*Work instructions*
Copy out the data so that nothing differs from the original.

┌────────

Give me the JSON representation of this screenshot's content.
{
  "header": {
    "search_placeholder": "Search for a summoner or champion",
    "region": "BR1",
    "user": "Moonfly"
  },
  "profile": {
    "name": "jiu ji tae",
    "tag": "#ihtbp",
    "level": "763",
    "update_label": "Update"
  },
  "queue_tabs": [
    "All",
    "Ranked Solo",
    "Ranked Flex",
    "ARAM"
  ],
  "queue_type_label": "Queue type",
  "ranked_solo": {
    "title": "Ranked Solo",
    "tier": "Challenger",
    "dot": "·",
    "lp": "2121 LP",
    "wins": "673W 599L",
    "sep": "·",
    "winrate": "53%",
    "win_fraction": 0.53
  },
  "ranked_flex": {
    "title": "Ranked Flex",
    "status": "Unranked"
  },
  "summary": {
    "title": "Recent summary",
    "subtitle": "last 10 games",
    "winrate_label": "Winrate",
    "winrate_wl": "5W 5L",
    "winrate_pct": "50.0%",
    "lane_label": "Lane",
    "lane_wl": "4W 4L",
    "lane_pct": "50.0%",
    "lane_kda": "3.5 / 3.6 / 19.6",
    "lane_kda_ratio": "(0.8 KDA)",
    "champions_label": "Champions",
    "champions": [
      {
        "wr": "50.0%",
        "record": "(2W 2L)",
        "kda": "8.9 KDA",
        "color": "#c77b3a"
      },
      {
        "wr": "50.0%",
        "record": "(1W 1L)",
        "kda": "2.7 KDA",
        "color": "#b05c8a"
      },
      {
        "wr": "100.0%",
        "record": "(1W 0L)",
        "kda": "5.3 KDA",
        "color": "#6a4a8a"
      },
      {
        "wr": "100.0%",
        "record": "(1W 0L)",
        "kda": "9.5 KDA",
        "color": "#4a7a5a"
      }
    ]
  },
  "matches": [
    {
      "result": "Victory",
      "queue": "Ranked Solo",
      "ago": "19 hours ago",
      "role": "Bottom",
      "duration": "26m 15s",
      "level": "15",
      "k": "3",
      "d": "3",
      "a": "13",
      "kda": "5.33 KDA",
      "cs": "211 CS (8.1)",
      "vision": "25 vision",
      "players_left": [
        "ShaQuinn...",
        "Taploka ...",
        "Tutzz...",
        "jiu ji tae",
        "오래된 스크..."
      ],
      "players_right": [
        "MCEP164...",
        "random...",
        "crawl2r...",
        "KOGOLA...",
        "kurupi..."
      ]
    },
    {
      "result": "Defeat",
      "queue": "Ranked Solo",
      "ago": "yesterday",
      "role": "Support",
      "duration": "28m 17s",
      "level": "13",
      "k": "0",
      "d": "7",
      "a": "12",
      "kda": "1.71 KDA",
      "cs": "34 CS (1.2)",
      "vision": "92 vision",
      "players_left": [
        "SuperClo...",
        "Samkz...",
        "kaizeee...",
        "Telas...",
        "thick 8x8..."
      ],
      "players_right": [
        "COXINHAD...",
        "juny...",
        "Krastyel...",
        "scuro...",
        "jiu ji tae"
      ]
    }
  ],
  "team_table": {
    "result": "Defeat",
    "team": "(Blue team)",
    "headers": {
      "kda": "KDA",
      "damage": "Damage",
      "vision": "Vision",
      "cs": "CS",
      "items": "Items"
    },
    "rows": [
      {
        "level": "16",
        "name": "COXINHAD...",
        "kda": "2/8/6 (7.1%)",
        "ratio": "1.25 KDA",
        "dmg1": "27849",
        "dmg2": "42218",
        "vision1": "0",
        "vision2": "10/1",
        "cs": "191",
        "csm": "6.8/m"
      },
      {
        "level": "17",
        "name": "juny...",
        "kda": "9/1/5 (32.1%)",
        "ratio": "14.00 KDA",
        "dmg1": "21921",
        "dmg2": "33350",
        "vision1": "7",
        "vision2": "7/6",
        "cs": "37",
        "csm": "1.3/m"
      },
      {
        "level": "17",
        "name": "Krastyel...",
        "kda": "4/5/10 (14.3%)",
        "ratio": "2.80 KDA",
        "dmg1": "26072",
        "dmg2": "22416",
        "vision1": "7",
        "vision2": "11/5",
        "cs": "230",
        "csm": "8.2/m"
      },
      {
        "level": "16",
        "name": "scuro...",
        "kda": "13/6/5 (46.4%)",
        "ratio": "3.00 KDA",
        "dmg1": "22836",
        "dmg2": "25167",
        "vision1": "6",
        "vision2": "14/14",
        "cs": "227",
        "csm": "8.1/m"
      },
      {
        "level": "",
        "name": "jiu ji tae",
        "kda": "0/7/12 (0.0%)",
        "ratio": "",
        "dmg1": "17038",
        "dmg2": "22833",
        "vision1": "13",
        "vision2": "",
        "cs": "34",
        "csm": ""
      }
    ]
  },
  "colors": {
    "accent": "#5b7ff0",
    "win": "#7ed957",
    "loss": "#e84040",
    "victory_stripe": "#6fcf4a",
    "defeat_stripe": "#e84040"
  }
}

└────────

*Exercise solution*
Give me the JSON representation of this screenshot's content.
{
  "header": {
    "search_placeholder": "Search for a summoner or champion",
    "region": "BR1",
    "user": "Moonfly"
  },
  "profile": {
    "name": "jiu ji tae",
    "tag": "#ihtbp",
    "level": "763",
    "update_label": "Update"
  },
  "queue_tabs": [
    "All",
    "Ranked Solo",
    "Ranked Flex",
    "ARAM"
  ],
  "queue_type_label": "Queue type",
  "ranked_solo": {
    "title": "Ranked Solo",
    "tier": "Challenger",
    "dot": "·",
    "lp": "2121 LP",
    "wins": "673W 599L",
    "sep": "·",
    "winrate": "53%",
    "win_fraction": 0.53
  },
  "ranked_flex": {
    "title": "Ranked Flex",
    "status": "Unranked"
  },
  "summary": {
    "title": "Recent summary",
    "subtitle": "last 10 games",
    "winrate_label": "Winrate",
    "winrate_wl": "5W 5L",
    "winrate_pct": "50.0%",
    "lane_label": "Lane",
    "lane_wl": "4W 4L",
    "lane_pct": "50.0%",
    "lane_kda": "3.5 / 3.6 / 19.6",
    "lane_kda_ratio": "(0.8 KDA)",
    "champions_label": "Champions",
    "champions": [
      {
        "wr": "50.0%",
        "record": "(2W 2L)",
        "kda": "8.9 KDA",
        "color": "#c77b3a"
      },
      {
        "wr": "50.0%",
        "record": "(1W 1L)",
        "kda": "2.7 KDA",
        "color": "#b05c8a"
      },
      {
        "wr": "100.0%",
        "record": "(1W 0L)",
        "kda": "5.3 KDA",
        "color": "#6a4a8a"
      },
      {
        "wr": "100.0%",
        "record": "(1W 0L)",
        "kda": "9.5 KDA",
        "color": "#4a7a5a"
      }
    ]
  },
  "matches": [
    {
      "result": "Victory",
      "queue": "Ranked Solo",
      "ago": "19 hours ago",
      "role": "Bottom",
      "duration": "26m 15s",
      "level": "15",
      "k": "3",
      "d": "3",
      "a": "13",
      "kda": "5.33 KDA",
      "cs": "211 CS (8.1)",
      "vision": "25 vision",
      "players_left": [
        "ShaQuinn...",
        "Taploka ...",
        "Tutzz...",
        "jiu ji tae",
        "오래된 스크..."
      ],
      "players_right": [
        "MCEP164...",
        "random...",
        "crawl2r...",
        "KOGOLA...",
        "kurupi..."
      ]
    },
    {
      "result": "Defeat",
      "queue": "Ranked Solo",
      "ago": "yesterday",
      "role": "Support",
      "duration": "28m 17s",
      "level": "13",
      "k": "0",
      "d": "7",
      "a": "12",
      "kda": "1.71 KDA",
      "cs": "34 CS (1.2)",
      "vision": "92 vision",
      "players_left": [
        "SuperClo...",
        "Samkz...",
        "kaizeee...",
        "Telas...",
        "thick 8x8..."
      ],
      "players_right": [
        "COXINHAD...",
        "juny...",
        "Krastyel...",
        "scuro...",
        "jiu ji tae"
      ]
    }
  ],
  "team_table": {
    "result": "Defeat",
    "team": "(Blue team)",
    "headers": {
      "kda": "KDA",
      "damage": "Damage",
      "vision": "Vision",
      "cs": "CS",
      "items": "Items"
    },
    "rows": [
      {
        "level": "16",
        "name": "COXINHAD...",
        "kda": "2/8/6 (7.1%)",
        "ratio": "1.25 KDA",
        "dmg1": "27849",
        "dmg2": "42218",
        "vision1": "0",
        "vision2": "10/1",
        "cs": "191",
        "csm": "6.8/m"
      },
      {
        "level": "17",
        "name": "juny...",
        "kda": "9/1/5 (32.1%)",
        "ratio": "14.00 KDA",
        "dmg1": "21921",
        "dmg2": "33350",
        "vision1": "7",
        "vision2": "7/6",
        "cs": "37",
        "csm": "1.3/m"
      },
      {
        "level": "17",
        "name": "Krastyel...",
        "kda": "4/5/10 (14.3%)",
        "ratio": "2.80 KDA",
        "dmg1": "26072",
        "dmg2": "22416",
        "vision1": "7",
        "vision2": "11/5",
        "cs": "230",
        "csm": "8.2/m"
      },
      {
        "level": "16",
        "name": "scuro...",
        "kda": "13/6/5 (46.4%)",
        "ratio": "3.00 KDA",
        "dmg1": "22836",
        "dmg2": "25167",
        "vision1": "6",
        "vision2": "14/14",
        "cs": "227",
        "csm": "8.1/m"
      },
      {
        "level": "",
        "name": "jiu ji tae",
        "kda": "0/7/12 (0.0%)",
        "ratio": "",
        "dmg1": "17038",
        "dmg2": "22833",
        "vision1": "13",
        "vision2": "",
        "cs": "34",
        "csm": ""
      }
    ]
  },
  "colors": {
    "accent": "#5b7ff0",
    "win": "#7ed957",
    "loss": "#e84040",
    "victory_stripe": "#6fcf4a",
    "defeat_stripe": "#e84040"
  }
}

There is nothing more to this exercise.